Developing an appetite for risk means developing fluency with agile development. Fast-paced, iterative development with weekly or biweekly demonstrations to all stakeholders minimises the risk of rework. But adapting to the need for continuous engagement, timely feedback, and fast decisions can be a cultural shock for those unaccustomed to agile development.
Just like a team sport, developing fluency with agile development requires match practice. No wonder, therefore, that organisations that invest in transforming their culture to embrace agile methods tend to be more successful at digital transformation.
It is these companies that will benefit the most from the age of convenience in financial services that is encroaching across all areas of financial services.
Switch – but don't ditch
The age of convenience has never been so important when it comes to switching, particularly when it comes to end-of-life products, such as fixed-term mortgages – especially in today’s rocky economic climate.
If a mortgage provider can provide a seamless experience when it comes to renewal time, they will arguably stand a much higher chance of retaining customers who appreciate a high level of customer service. Indeed, paying expensive commission to keep a conveyor-belt of short-term, brand-new fixed customers coming in is costing mortgage providers dearly – it is a huge overhead. As we all know, it is generally much more efficient and cost-effective to retain existing customers.
The age of convenience is evident across the whole financial services sector, including motor finance. One of our own motor finance clients invested in its web functionality and launched a mobile app to introduce a much more sophisticated level of customer service. They reported that this equated to a huge upturn in customer satisfaction by 71%. By supplementing the motor dealership’s retail buying experience, the motor-finance provider was able to deliver a slick customer digital experience that meets the ever-growing demand for speed and convenience.
And again, we return to our own research from the BSA handbook which indicate those societies with a low digital maturity are seeing a low increase in assets.
It is worth emphasising once again that the uber-convenience provided by mature digital customer service channels cannot be over-estimated. Indeed, research shows that some 45% of loans will be taken out in a non-financial context within five years, as consumers embrace the convenience of accessing the funding they need when, and where they need it.
If lenders – be they banks, building societies, car finance providers or specialist lenders – do not provide a level of instant fulfilment, they risk being left far behind the competition.
The fact is that this instant convenience is now intrinsically linked with the level of digital maturity that a firm can show. And, if the level of “digital culture” permeating through a financial institution is low, it is likely that the corresponding digital maturity will also be low.
Whether a bank, building society, mortgage provider or car finance lender needs to merely tweak their digital channels, or perhaps they need to be introduced from a standing start, the digital culture of an organisation is paramount to digital success.
Instant financial fulfilment is here to stay – and all financial institutions need to ensure they are in the best possible place to benefit from this mindset.

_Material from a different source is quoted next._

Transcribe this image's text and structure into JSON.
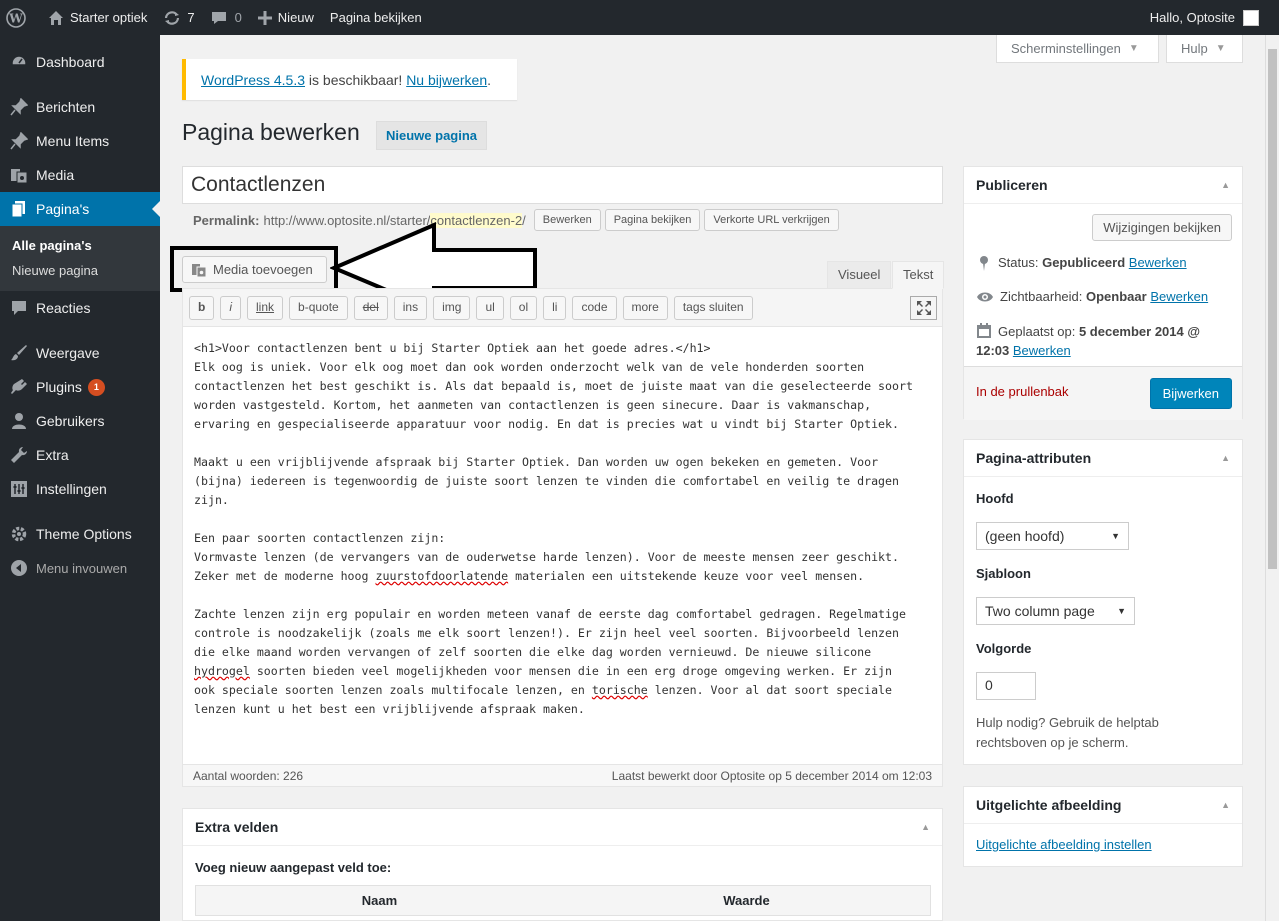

About the author
Jerry Young is CEO of ieDigital, which provides financial service organisations with the ability to transform their digital customer experience. He has held this role for five years, before which he had other senior roles at Fiserv, Oracle and Adeptra.